Walking into the opening for the University of Manitoba Students’ Union (UMSU) UNRAVEL mental health art exhibit was startling. I had submitted one of my paintings for the show and was excited to see it publicly displayed for the first time. My excitement quickly turned to shock, then dread as I walked around the exhibition.
The show was held Nov. 15 in a multipurpose room on the second floor of University Centre — a large, echoing space with wood panelling and yellow lighting. Music blared from speakers in the corner loud enough to drown out thought, let alone allow for conversation.
Pieces were crudely hung with visible command strips. In place of placards describing the works were hand-cut labels tacked onto purple construction paper, which listed the artists’ names but not the titles of the artworks. The labels also did not include the year the work was made or the dimensions, and some didn’t list the medium either.
Two digital pieces were projected onto crumpled screens, too dark in the bright room to be visible.
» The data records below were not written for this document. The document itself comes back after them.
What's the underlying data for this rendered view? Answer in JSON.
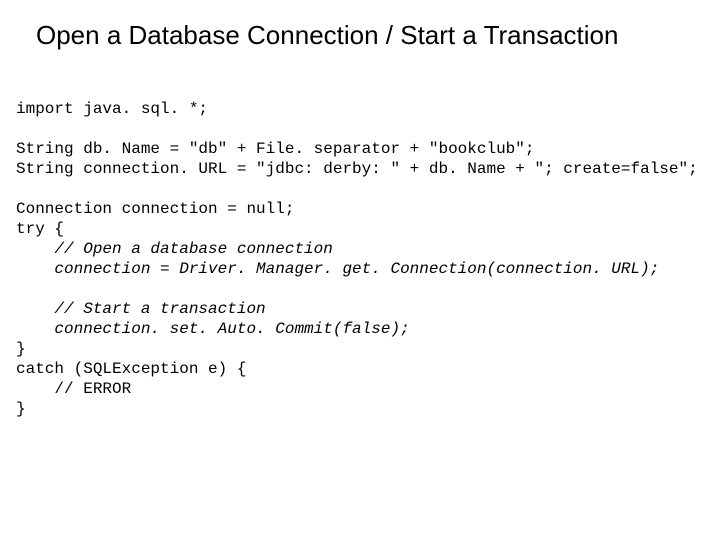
{
  "title": "Open a Database Connection / Start a Transaction",
  "code": {
    "l1": "import java. sql. *;",
    "l2": "String db. Name = \"db\" + File. separator + \"bookclub\";",
    "l3": "String connection. URL = \"jdbc: derby: \" + db. Name + \"; create=false\";",
    "l4": "Connection connection = null;",
    "l5": "try {",
    "l6a": "    ",
    "l6b": "// Open a database connection",
    "l7a": "    ",
    "l7b": "connection = Driver. Manager. get. Connection(connection. URL);",
    "l8a": "    ",
    "l8b": "// Start a transaction",
    "l9a": "    ",
    "l9b": "connection. set. Auto. Commit(false);",
    "l10": "}",
    "l11": "catch (SQLException e) {",
    "l12": "    // ERROR",
    "l13": "}"
  }
}
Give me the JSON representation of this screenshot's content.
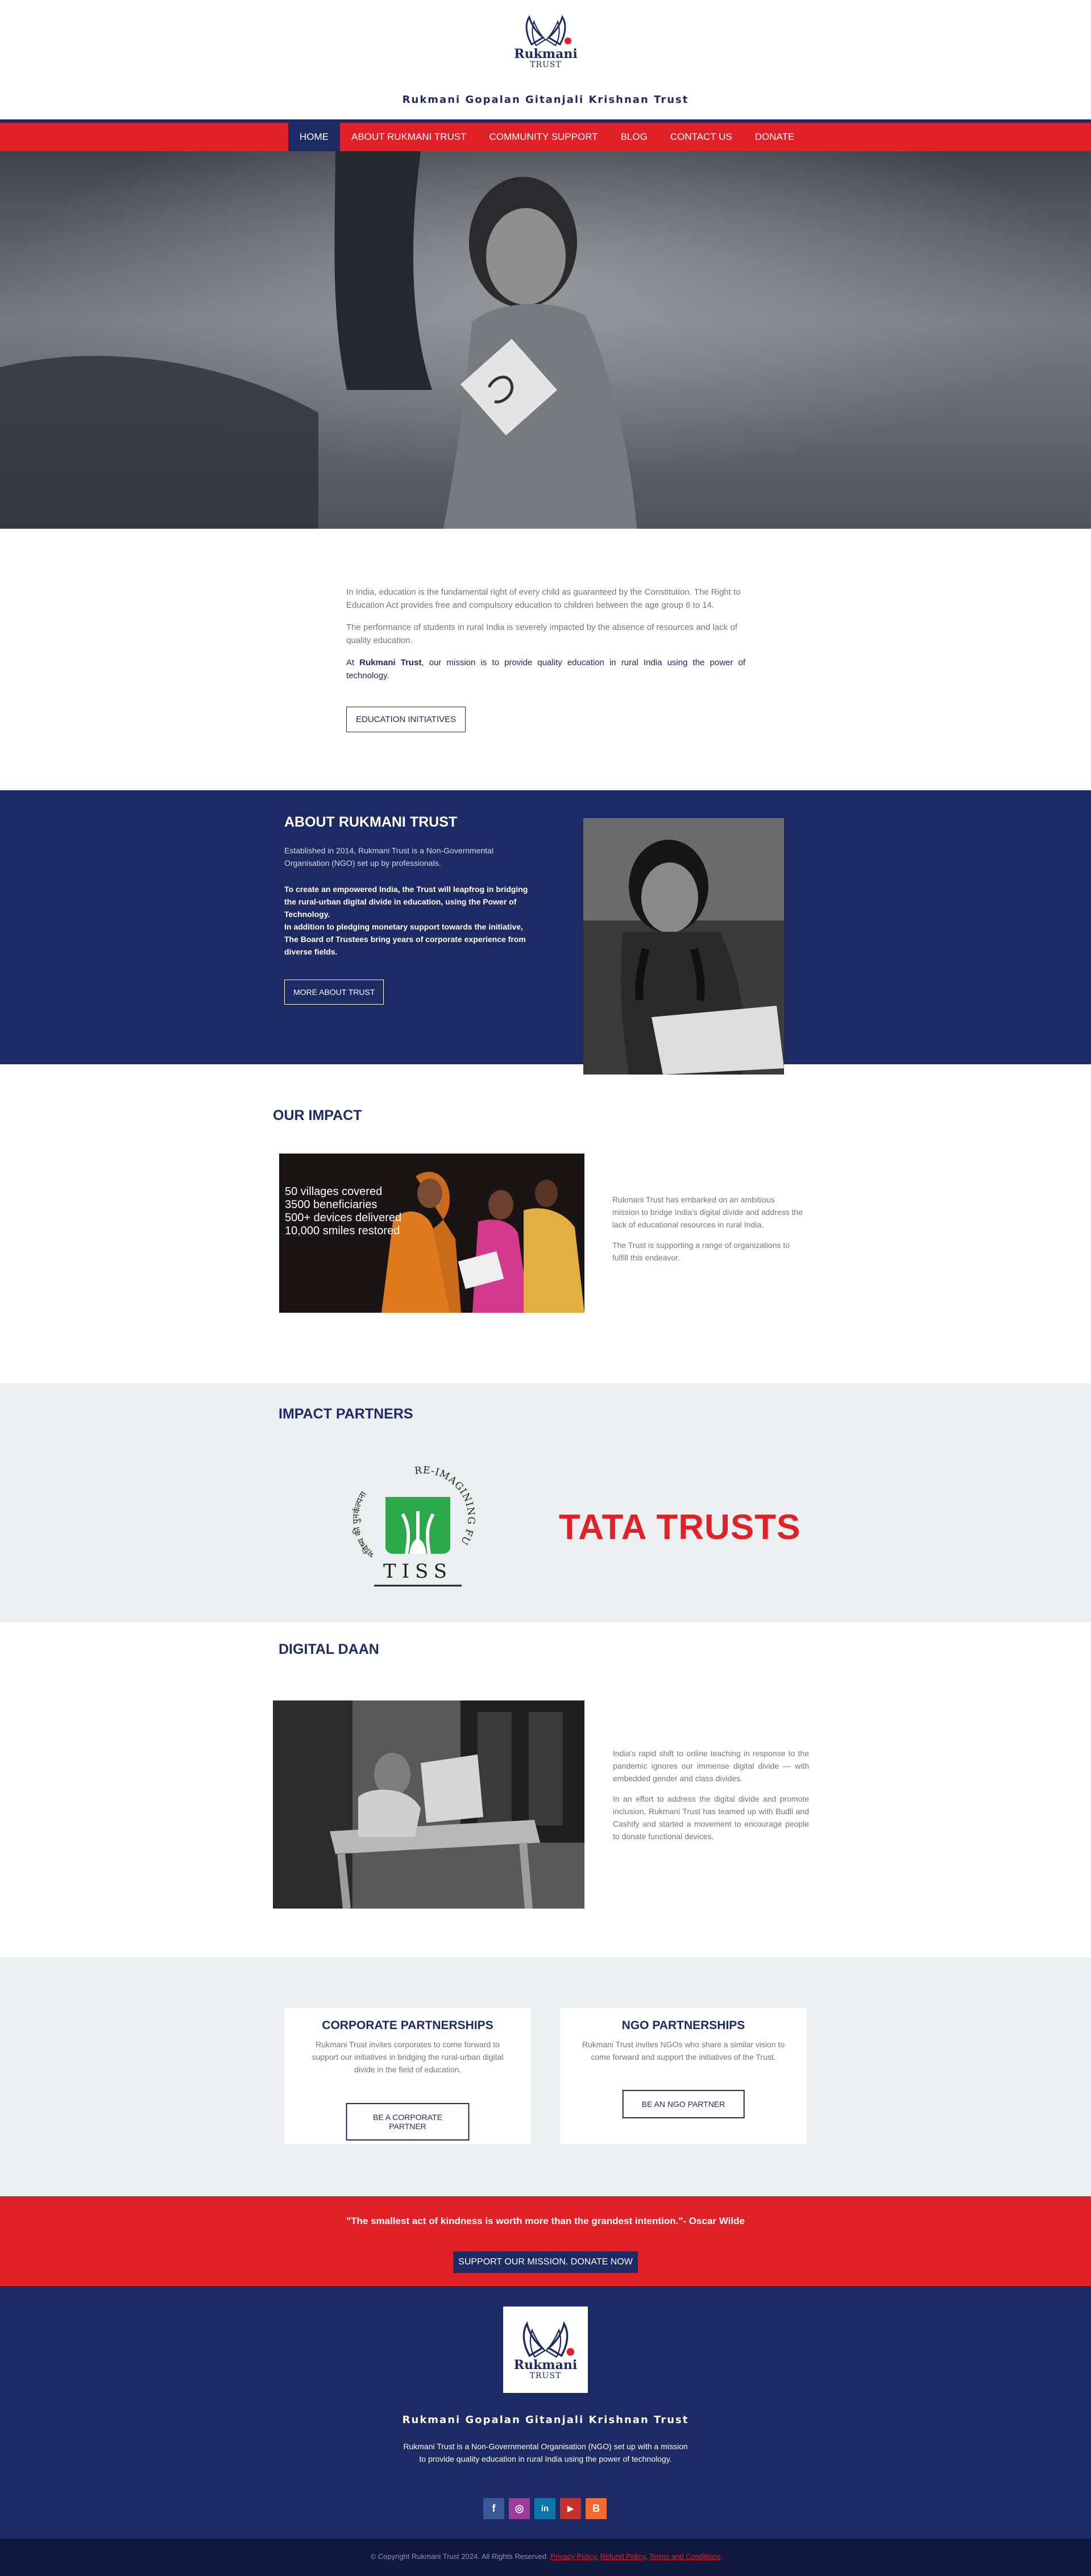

One image was misaligned, part of the projection illuminating the wall behind it and showing the settings menu at the bottom of the screen.
A hanging sculpture of a cloud was strung up on what looked like a damaged stand that would collapse at any minute. One painting was sat on a small table and leaned up against the wall in the corner. My own painting was propped up on a flimsy easel.
The paintings of my classmate and fellow bachelor of fine arts honours student Maryam Bagheri were attached to black metal tripods, displayed at waist height. The sticky note that organizers had asked artists to attach, ensuring a return of work was still stuck to the back of one of her paintings. Her phone number, student number and full name were visible to anyone in attendance.
As the opening went on, a speaker came onto the stage set up on the other side of the room and asked for the people in attendance to sit. I assumed we would hear a short speech from the organizers about the artworks, or a presentation from someone from the university on the subject of mental health.
Instead, we were introduced to comedian Adam Grabowski, who on his website bills himself as a “mental health advocate and lecturer” who performs “socially conscious comedy.”
Having a comedian perform at an art opening about mental health was already an odd choice, but Grabowski made sure it was a bad one too as he spoke to audiences members in an awkward, uncomfortable way.
While I was worried about being called out by Grabowski, I left near the end of his very long set, apologizing to the friend I had brought with me.
I spoke with Bagheri the next day about the show, and her thoughts mirrored my own, saying she felt embarrassed by the exhibit and that the displays showed a disrespect for her work.
UNRAVEL was promoted as a mental health exhibit, and the call for artwork was sent out to university students of any faculty. For students outside of the school of art, this may have been their first opportunity to show their work.
The resulting show was unprofessional and disheartening. The curation felt like an afterthought, if it was thought about at all. It’s hard enough to put yourself and your art out there, especially when speaking on a subject as sensitive as mental health.
The exhibition was a disservice to not only the art pieces shown, but to the artists themselves.
The UMSU organizers did not involve me in the installation of my works. They could have reached out to the school of arts’ student association for assistance in planning the event, or contacted the school of art gallery’s curatorial team for advice. But it seems like they didn’t even bother to Google search “how to hang a picture.”
Once the opening was dismantled, the artworks were moved to room 102A, University Centre, a small room across from the UMSU Service Centre. There, artworks sat on the floor, not hung up for a time.